In contradistinction, those who determine the organisational pricing policies are indisputably imbued with the conviction that they can do whatever they deem fit for, either wholly or to a minor extent, they control monopolies.
Whether consciously or subconsciously, they are dominated by the knowledge that their customers are tied to them, having little or no access to alternative services. Consequently, no matter how unjust, how commercially unrealistic, how economically destructive their policies and decisions may be, they pursue those decisions without concern as to the negative impacts upon not only the customers, but also upon the organisation itself.
Highlights of these dogmatic and diabolically ill-conceived policies include the recent spate of summary disconnections of electricity supplies by Zesa to numerous industries and other businesses. That action is justified by the powers that be as necessitated by the consumersâ€™ failure to pay for past electricity consumption. However, in so doing, Zesa disregards numerous considerations which should have motivated a temperate and non-cataclysmic stance, including:
It is many, many months since Zesa has issued statements of account to its consumers, notwithstanding that it is bound by law to do so. How on earth is the customer to know what his payment liability is in the absence of an account, and as Zesa is prescribed by law to issue accounts to all intents and purposes the consumer has no liability to effect payment until such issue occurs.
Those conscientious consumers who, in the absence of receipt of accounts, make enquiries to Zesa as to amounts owing are recurrently advised that â€œour machines are downâ€, and therefore are not advised of their indebtedness.
Zesaâ€™s tariffs vastly exceed those prevailing elsewhere in the region and, for several months, it has been directed by government to revise such tariffs downwards to realistic levels, with retrospective effect. Until it does so, and the revised tariffs published, consumers cannot even compute their liability by self-reading of meters.
It is incontrovertible that, although Zimbabweâ€™s economy is now undergoing the first small and tentative steps towards economic recovery, currently the entire economy is confronted with immense scarcities of currency.
As a result, businesses and others unavoidably have to delay effecting payments due, pending requisite cash flows. Zesa needs to understand that they are not deliberate payment defaulters, but need to be temporarily accommodated pending a progressive return to economic normality.
Undoubtedly the Zesa response is, â€œBut we need the money in order to operate!â€ Yes, Zesa does need cash inflows, as do all other businesses, and yet it cannot generate them by heavy-handed and oppressive service suspension policies.
Instead, by so doing, Zesa is actually shooting itself, and Zimbabwe as a whole, in the foot.
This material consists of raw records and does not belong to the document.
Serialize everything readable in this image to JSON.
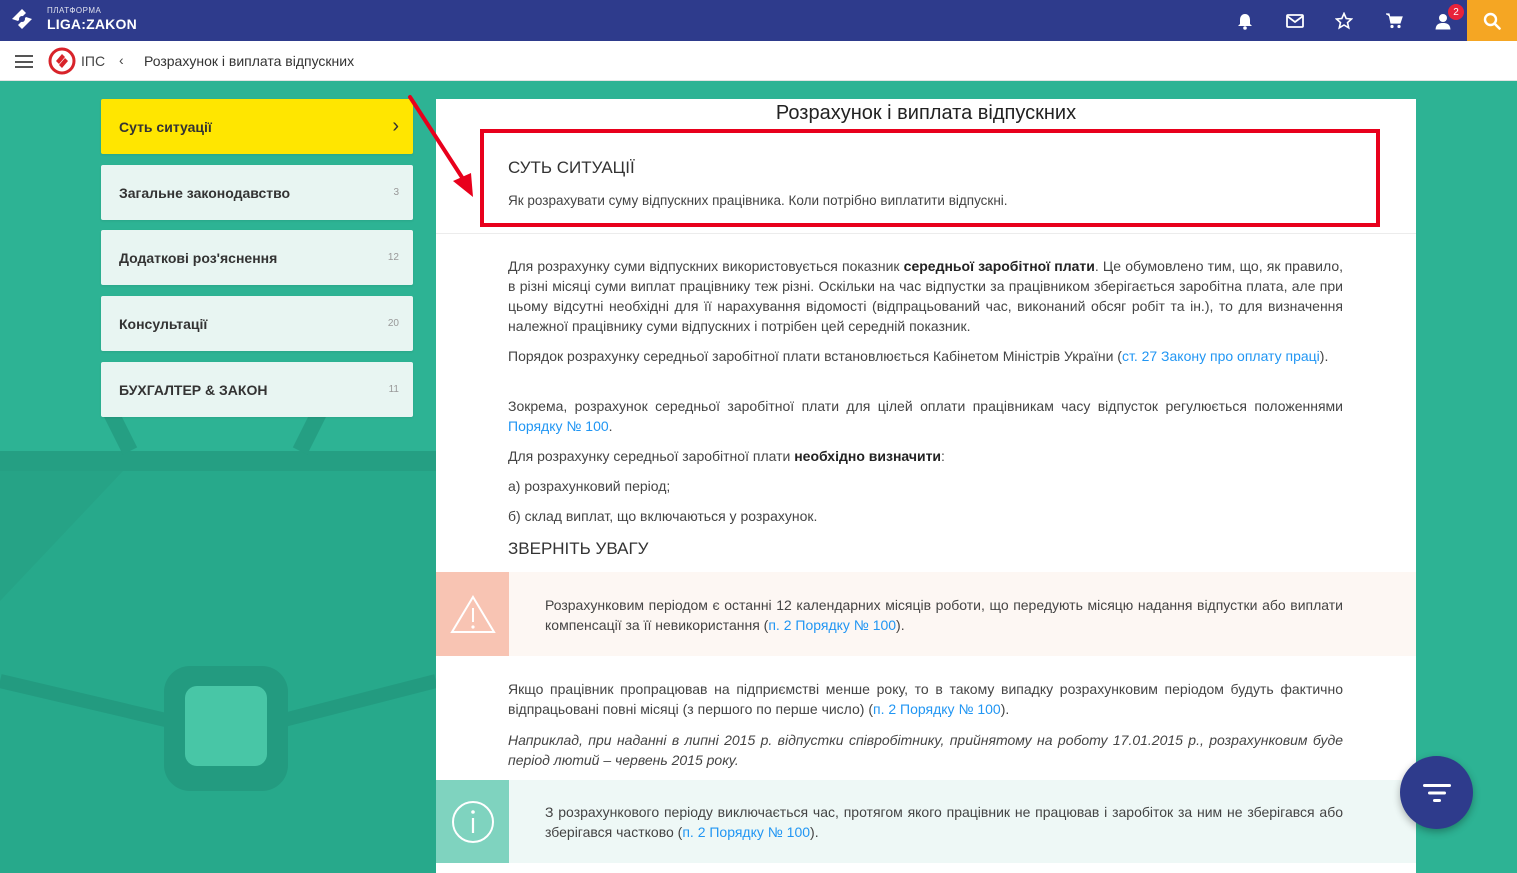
{
  "topbar": {
    "logo_small": "ПЛАТФОРМА",
    "logo_big": "LIGA:ZAKON",
    "icons": [
      "bell-icon",
      "mail-icon",
      "star-icon",
      "cart-icon",
      "user-icon",
      "search-icon"
    ],
    "user_badge": "2",
    "colors": {
      "bar": "#2e3b8c",
      "search": "#f5a623",
      "badge": "#e8233a"
    }
  },
  "breadcrumb": {
    "ips_label": "ІПС",
    "chevron": "‹",
    "title": "Розрахунок і виплата відпускних"
  },
  "sidebar": {
    "items": [
      {
        "label": "Суть ситуації",
        "count": "",
        "active": true
      },
      {
        "label": "Загальне законодавство",
        "count": "3",
        "active": false
      },
      {
        "label": "Додаткові роз'яснення",
        "count": "12",
        "active": false
      },
      {
        "label": "Консультації",
        "count": "20",
        "active": false
      },
      {
        "label": "БУХГАЛТЕР & ЗАКОН",
        "count": "11",
        "active": false
      }
    ]
  },
  "document": {
    "title": "Розрахунок і виплата відпускних",
    "summary_heading": "СУТЬ СИТУАЦІЇ",
    "summary_text": "Як розрахувати суму відпускних працівника. Коли потрібно виплатити відпускні.",
    "p1_a": "Для розрахунку суми відпускних використовується показник ",
    "p1_bold": "середньої заробітної плати",
    "p1_b": ". Це обумовлено тим, що, як правило, в різні місяці суми виплат працівнику теж різні. Оскільки на час відпустки за працівником зберігається заробітна плата, але при цьому відсутні необхідні для її нарахування відомості (відпрацьований час, виконаний обсяг робіт та ін.), то для визначення належної працівнику суми відпускних і потрібен цей середній показник.",
    "p2_a": "Порядок розрахунку середньої заробітної плати встановлюється Кабінетом Міністрів України (",
    "p2_link": "ст. 27 Закону про оплату праці",
    "p2_b": ").",
    "p3_a": "Зокрема, розрахунок середньої заробітної плати для цілей оплати працівникам часу відпусток регулюється положеннями ",
    "p3_link": "Порядку № 100",
    "p3_b": ".",
    "p4_a": "Для розрахунку середньої заробітної плати ",
    "p4_bold": "необхідно визначити",
    "p4_b": ":",
    "p5": "а) розрахунковий період;",
    "p6": "б) склад виплат, що включаються у розрахунок.",
    "attention_heading": "ЗВЕРНІТЬ УВАГУ",
    "warn_a": "Розрахунковим періодом є останні 12 календарних місяців роботи, що передують місяцю надання відпустки або виплати компенсації за її невикористання (",
    "warn_link": "п. 2 Порядку № 100",
    "warn_b": ").",
    "p7_a": "Якщо працівник пропрацював на підприємстві менше року, то в такому випадку розрахунковим періодом будуть фактично відпрацьовані повні місяці (з першого по перше число) (",
    "p7_link": "п. 2 Порядку № 100",
    "p7_b": ").",
    "example": "Наприклад, при наданні в липні 2015 р. відпустки співробітнику, прийнятому на роботу 17.01.2015 р., розрахунковим буде період лютий – червень 2015 року.",
    "info_a": "З розрахункового періоду виключається час, протягом якого працівник не працював і заробіток за ним не зберігався або зберігався частково (",
    "info_link": "п. 2 Порядку № 100",
    "info_b": ")."
  },
  "fab": {
    "icon": "filter-icon"
  }
}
When it cuts off supplies to a factory, that factoryâ€™s discontinuance of operations impacts upon the economy as a whole and, amongst other repercussions, itâ€™s employees and suppliers become victims of further cash constraints, which will preclude them also from making payments to Zesa.
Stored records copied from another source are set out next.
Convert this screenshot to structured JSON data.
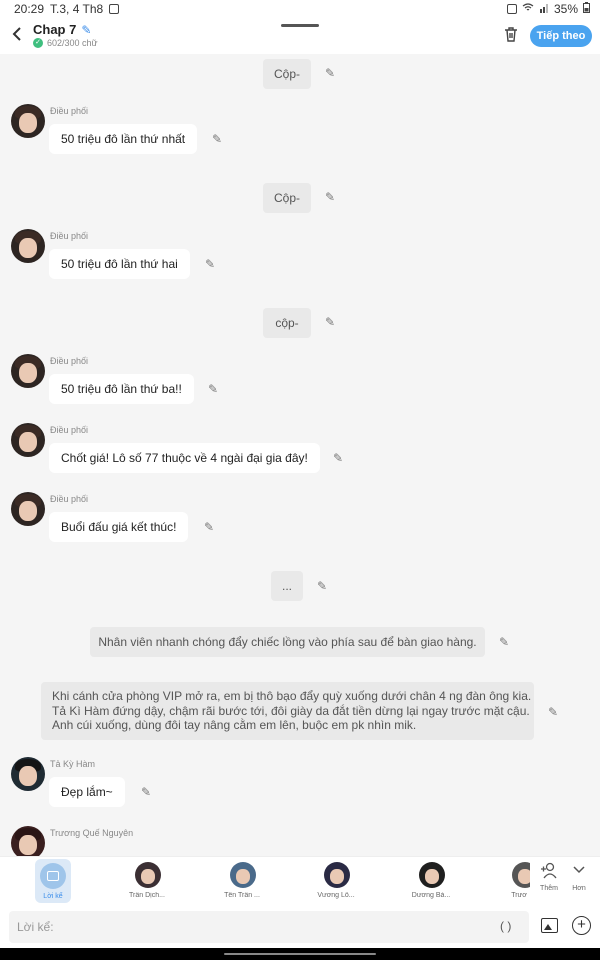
{
  "status_bar": {
    "time": "20:29",
    "date": "T.3, 4 Th8",
    "battery": "35%"
  },
  "header": {
    "title": "Chap 7",
    "subtitle": "602/300 chữ",
    "next_label": "Tiếp theo",
    "accent": "#4aa3ef"
  },
  "messages": [
    {
      "kind": "center",
      "text": "Cộp-"
    },
    {
      "kind": "speaker",
      "name": "Điều phối",
      "text": "50 triệu đô lần thứ nhất"
    },
    {
      "kind": "center",
      "text": "Cộp-"
    },
    {
      "kind": "speaker",
      "name": "Điều phối",
      "text": "50 triệu đô lần thứ hai"
    },
    {
      "kind": "center",
      "text": "cộp-"
    },
    {
      "kind": "speaker",
      "name": "Điều phối",
      "text": "50 triệu đô lần thứ ba!!"
    },
    {
      "kind": "speaker",
      "name": "Điều phối",
      "text": "Chốt giá! Lô số 77 thuộc về 4 ngài đại gia đây!"
    },
    {
      "kind": "speaker",
      "name": "Điều phối",
      "text": "Buổi đấu giá kết thúc!"
    },
    {
      "kind": "center",
      "text": "..."
    },
    {
      "kind": "narration",
      "text": "Nhân viên nhanh chóng đẩy chiếc lồng vào phía sau để bàn giao hàng."
    },
    {
      "kind": "narration",
      "lines": [
        "Khi cánh cửa phòng VIP mở ra, em bị thô bạo đẩy quỳ xuống dưới chân 4 ng đàn ông kia.",
        "Tả Kì Hàm đứng dậy, chậm rãi bước tới, đôi giày da đắt tiền dừng lại ngay trước mặt cậu.",
        "Anh cúi xuống, dùng đôi tay nâng cằm em lên, buộc em pk nhìn mik."
      ]
    },
    {
      "kind": "speaker",
      "name": "Tả Kỳ Hàm",
      "text": "Đẹp lắm~"
    },
    {
      "kind": "speaker",
      "name": "Trương Quế Nguyên",
      "text": ""
    }
  ],
  "tabs": {
    "active": "Lời kể",
    "characters": [
      "Trần Dịch...",
      "Tên Trần ...",
      "Vương Lô...",
      "Dương Bá...",
      "Trươ"
    ],
    "more_add": "Thêm",
    "more_more": "Hơn"
  },
  "input": {
    "placeholder": "Lời kể:",
    "paren": "( )"
  }
}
The same is true for when Zesa cuts off supplies to mines, to commerce and others. Cutting off those supplies does not improve Zesaâ€™s cash inflows. Instead, it worsens them yet further. Effectively, Zesa is triggering mass economic suicide, inclusive of its own demise.
The same applies to TelOneâ€™s disconnection of business telephone services for, without those services, the businessesâ€™ operations are severely hampered, reducing their ability to generate the cash needed for operations, inclusive of the cash required for TelOne, Zesa, Zimra and others. And this is also so in respect of local authorities.
Commendably, the City of Harare recently announced a 50% reduction in its charges, which is a positive step in the right direction, but other local authorities are being tardy in emulating that example, to the prejudice of themselves, their residents, and the Zimbabwean economy.
BY ERIC BLOCH